▶ [INFORMATION SUPPLIED]
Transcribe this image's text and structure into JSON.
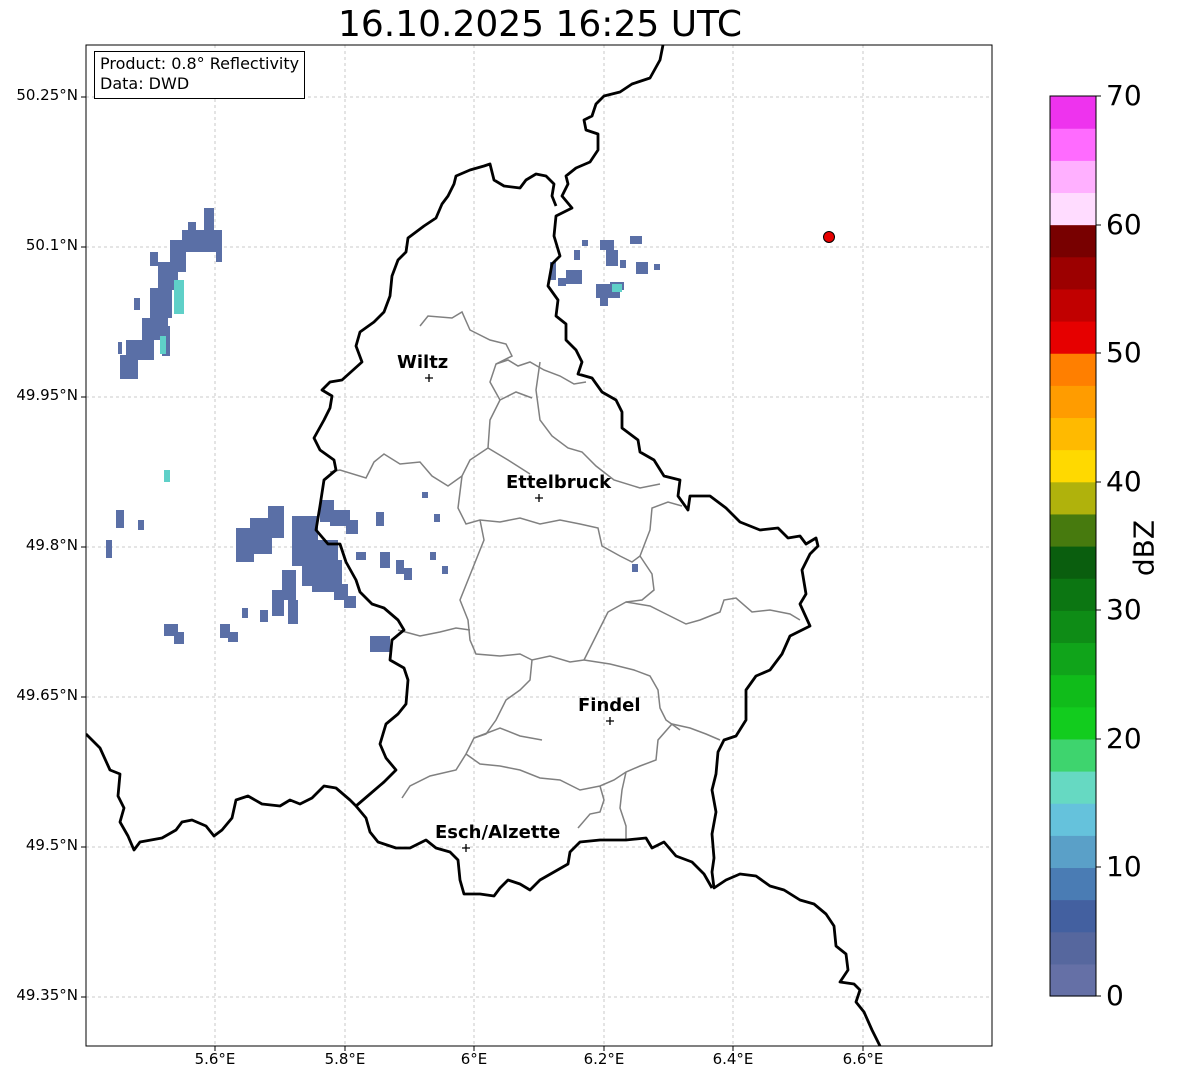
{
  "title": "16.10.2025 16:25 UTC",
  "info": {
    "product": "Product: 0.8° Reflectivity",
    "data": "Data: DWD"
  },
  "lat_labels": [
    "50.25°N",
    "50.1°N",
    "49.95°N",
    "49.8°N",
    "49.65°N",
    "49.5°N",
    "49.35°N"
  ],
  "lon_labels": [
    "5.6°E",
    "5.8°E",
    "6°E",
    "6.2°E",
    "6.4°E",
    "6.6°E"
  ],
  "cities": [
    {
      "name": "Wiltz",
      "lon": 5.93,
      "lat": 49.969
    },
    {
      "name": "Ettelbruck",
      "lon": 6.1,
      "lat": 49.849
    },
    {
      "name": "Findel",
      "lon": 6.21,
      "lat": 49.626
    },
    {
      "name": "Esch/Alzette",
      "lon": 5.99,
      "lat": 49.499
    }
  ],
  "radar_site": {
    "lon": 6.547,
    "lat": 50.11,
    "color": "#e60000"
  },
  "colorbar": {
    "label": "dBZ",
    "ticks": [
      "0",
      "10",
      "20",
      "30",
      "40",
      "50",
      "60",
      "70"
    ],
    "colors": [
      "#6570a6",
      "#56679e",
      "#4360a0",
      "#4a7cb4",
      "#5aa0c8",
      "#65c2dc",
      "#66d9c2",
      "#3ed46e",
      "#12cc1e",
      "#10bc1a",
      "#10a41a",
      "#0e8c16",
      "#0c7612",
      "#0a5e0e",
      "#477a0e",
      "#b0b20c",
      "#ffd900",
      "#ffba00",
      "#ff9c00",
      "#ff7f00",
      "#e60000",
      "#c10000",
      "#9c0000",
      "#780000",
      "#ffdcff",
      "#ffb0ff",
      "#ff6bff",
      "#ee33ee"
    ]
  },
  "colors": {
    "border": "#000000",
    "canton": "#808080",
    "grid": "#bbbbbb",
    "echo_weak": "#5a6fa6",
    "echo_light": "#5fd0c8"
  }
}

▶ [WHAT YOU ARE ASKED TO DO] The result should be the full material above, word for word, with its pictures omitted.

▶ [OUTPUT]
Transcribe this image's text and structure into JSON.
{
  "title": "16.10.2025 16:25 UTC",
  "info": {
    "product": "Product: 0.8° Reflectivity",
    "data": "Data: DWD"
  },
  "lat_labels": [
    "50.25°N",
    "50.1°N",
    "49.95°N",
    "49.8°N",
    "49.65°N",
    "49.5°N",
    "49.35°N"
  ],
  "lon_labels": [
    "5.6°E",
    "5.8°E",
    "6°E",
    "6.2°E",
    "6.4°E",
    "6.6°E"
  ],
  "cities": [
    {
      "name": "Wiltz",
      "lon": 5.93,
      "lat": 49.969
    },
    {
      "name": "Ettelbruck",
      "lon": 6.1,
      "lat": 49.849
    },
    {
      "name": "Findel",
      "lon": 6.21,
      "lat": 49.626
    },
    {
      "name": "Esch/Alzette",
      "lon": 5.99,
      "lat": 49.499
    }
  ],
  "radar_site": {
    "lon": 6.547,
    "lat": 50.11,
    "color": "#e60000"
  },
  "colorbar": {
    "label": "dBZ",
    "ticks": [
      "0",
      "10",
      "20",
      "30",
      "40",
      "50",
      "60",
      "70"
    ],
    "colors": [
      "#6570a6",
      "#56679e",
      "#4360a0",
      "#4a7cb4",
      "#5aa0c8",
      "#65c2dc",
      "#66d9c2",
      "#3ed46e",
      "#12cc1e",
      "#10bc1a",
      "#10a41a",
      "#0e8c16",
      "#0c7612",
      "#0a5e0e",
      "#477a0e",
      "#b0b20c",
      "#ffd900",
      "#ffba00",
      "#ff9c00",
      "#ff7f00",
      "#e60000",
      "#c10000",
      "#9c0000",
      "#780000",
      "#ffdcff",
      "#ffb0ff",
      "#ff6bff",
      "#ee33ee"
    ]
  },
  "colors": {
    "border": "#000000",
    "canton": "#808080",
    "grid": "#bbbbbb",
    "echo_weak": "#5a6fa6",
    "echo_light": "#5fd0c8"
  }
}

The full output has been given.